Should reviewers of bioinformatics software insist that some form of documentation is always included alongside the code?

Yesterday I gave out some JABBA awards and one recipient was a tool called HEALER. I found it disappointing that the webpage that hosts the HEALER software contains nothing but the raw C++ files (I also found it strange that none of the filenames contain the word 'HEALER'). This is what you would see if you go to the download page:

Today, Mick Watson alerted me to a piece of software called ScaffoldScaffolder. It's a somewhat unusual name, but I guess it at least avoids any ambiguity about what it does. Out of curiosity I went to the the website to look at the software and this is what I found:

Ah, but maybe there is some documentation inside that tar.gz file? Nope.

At the very least, I think it is good practice to include a README file alongside any software. Developers should remember that some people will end up on these software pages, not from reading the paper, but by following a link somewhere else. The landing page for your software should make the following things clear:

  1. What is this software for?
  2. Who made it?
  3. How do I install it or get it running?
  4. What license is the software distributed under?
  5. What is the version of this software?

The last item can be important for enabling reproducible science. Give your software a version number — the ScaffoldScaffolder included a version number in the file name — or, at the very least, include a release date. Ideally, the landing page for your software should contain even more information:

  1. Where to go for more help, e.g. a supplied PDF/text file, link to online documentation, or instructions about activating help from within the software
  2. Contact email address(es)
  3. Change log
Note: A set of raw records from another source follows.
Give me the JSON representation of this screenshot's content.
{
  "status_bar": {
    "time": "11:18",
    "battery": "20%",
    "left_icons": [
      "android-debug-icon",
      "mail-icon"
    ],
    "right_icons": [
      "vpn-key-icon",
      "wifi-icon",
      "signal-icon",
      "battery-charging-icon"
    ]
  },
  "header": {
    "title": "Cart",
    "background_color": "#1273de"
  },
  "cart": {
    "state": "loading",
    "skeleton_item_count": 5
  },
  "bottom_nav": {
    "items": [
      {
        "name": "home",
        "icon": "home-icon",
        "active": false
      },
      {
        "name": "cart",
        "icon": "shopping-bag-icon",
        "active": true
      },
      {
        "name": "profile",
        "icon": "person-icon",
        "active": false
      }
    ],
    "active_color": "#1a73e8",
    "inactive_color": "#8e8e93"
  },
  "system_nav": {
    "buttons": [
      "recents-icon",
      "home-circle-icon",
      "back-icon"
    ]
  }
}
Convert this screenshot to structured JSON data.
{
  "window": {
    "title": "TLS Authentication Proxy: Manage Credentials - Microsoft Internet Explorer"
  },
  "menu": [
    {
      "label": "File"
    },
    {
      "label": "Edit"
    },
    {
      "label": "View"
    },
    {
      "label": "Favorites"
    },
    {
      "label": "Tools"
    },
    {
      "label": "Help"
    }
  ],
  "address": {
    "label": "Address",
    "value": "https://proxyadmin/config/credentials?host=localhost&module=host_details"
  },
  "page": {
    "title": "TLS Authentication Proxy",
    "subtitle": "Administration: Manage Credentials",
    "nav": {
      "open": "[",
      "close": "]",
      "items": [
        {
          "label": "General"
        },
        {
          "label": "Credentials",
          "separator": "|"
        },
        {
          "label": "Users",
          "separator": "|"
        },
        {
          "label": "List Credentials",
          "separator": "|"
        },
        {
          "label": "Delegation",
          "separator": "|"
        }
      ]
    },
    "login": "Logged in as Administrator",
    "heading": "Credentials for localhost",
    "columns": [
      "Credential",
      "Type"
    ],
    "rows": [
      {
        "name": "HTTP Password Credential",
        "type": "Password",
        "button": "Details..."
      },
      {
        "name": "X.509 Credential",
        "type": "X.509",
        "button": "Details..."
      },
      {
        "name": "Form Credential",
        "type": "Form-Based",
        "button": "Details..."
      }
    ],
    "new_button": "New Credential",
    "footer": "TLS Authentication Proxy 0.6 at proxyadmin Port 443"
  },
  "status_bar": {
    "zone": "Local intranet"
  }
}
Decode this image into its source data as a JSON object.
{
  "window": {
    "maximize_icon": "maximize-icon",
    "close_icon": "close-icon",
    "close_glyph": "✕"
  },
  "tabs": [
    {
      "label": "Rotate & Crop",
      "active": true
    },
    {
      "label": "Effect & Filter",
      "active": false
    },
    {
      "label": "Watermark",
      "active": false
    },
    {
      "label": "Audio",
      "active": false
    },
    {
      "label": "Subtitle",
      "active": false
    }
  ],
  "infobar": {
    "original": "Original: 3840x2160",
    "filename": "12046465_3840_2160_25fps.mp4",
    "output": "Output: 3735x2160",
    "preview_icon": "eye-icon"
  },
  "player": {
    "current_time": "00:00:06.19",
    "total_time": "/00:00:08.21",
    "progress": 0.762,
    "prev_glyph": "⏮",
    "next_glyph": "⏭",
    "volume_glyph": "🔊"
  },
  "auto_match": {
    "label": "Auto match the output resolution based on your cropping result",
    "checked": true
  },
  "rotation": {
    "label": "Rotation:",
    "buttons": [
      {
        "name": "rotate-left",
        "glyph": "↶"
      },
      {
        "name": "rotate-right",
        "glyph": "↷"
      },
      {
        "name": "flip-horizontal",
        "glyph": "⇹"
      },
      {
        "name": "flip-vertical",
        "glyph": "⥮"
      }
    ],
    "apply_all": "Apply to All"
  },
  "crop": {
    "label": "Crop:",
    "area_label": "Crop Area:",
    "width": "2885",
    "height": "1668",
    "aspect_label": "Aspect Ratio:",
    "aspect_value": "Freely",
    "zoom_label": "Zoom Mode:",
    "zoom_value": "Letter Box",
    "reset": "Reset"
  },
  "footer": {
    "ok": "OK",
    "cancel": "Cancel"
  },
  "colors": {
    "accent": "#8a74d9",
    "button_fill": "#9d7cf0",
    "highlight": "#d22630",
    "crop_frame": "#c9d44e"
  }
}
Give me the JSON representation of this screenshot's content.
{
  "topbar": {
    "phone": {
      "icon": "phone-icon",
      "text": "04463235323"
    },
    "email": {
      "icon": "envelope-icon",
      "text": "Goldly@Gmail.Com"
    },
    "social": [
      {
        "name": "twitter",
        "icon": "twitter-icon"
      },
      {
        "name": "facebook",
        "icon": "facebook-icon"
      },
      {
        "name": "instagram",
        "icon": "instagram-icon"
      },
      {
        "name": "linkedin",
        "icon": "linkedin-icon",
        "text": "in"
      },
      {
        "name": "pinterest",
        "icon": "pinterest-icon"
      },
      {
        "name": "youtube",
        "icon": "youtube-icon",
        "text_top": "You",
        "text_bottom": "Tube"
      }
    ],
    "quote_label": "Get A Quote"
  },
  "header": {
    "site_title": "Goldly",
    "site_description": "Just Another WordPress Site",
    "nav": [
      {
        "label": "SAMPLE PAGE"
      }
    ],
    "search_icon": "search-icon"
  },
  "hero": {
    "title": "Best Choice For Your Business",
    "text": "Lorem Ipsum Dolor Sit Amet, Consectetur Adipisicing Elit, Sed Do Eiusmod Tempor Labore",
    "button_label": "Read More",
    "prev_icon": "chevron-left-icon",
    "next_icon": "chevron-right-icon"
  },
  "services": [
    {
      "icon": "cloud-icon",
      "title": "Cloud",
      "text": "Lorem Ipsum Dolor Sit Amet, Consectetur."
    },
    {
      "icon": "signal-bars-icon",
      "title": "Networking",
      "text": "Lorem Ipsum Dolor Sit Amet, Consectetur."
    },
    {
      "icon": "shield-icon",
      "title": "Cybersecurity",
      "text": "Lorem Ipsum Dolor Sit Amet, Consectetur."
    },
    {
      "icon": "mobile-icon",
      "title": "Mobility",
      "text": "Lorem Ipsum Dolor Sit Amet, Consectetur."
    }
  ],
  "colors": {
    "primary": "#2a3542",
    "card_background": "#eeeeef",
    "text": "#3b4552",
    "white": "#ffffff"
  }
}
This is something that I feel that reviewers of software-based manuscripts need be thinking about. In turn, this means that it is something that the relevant journals may wish to start including in the guidelines for their reviewers.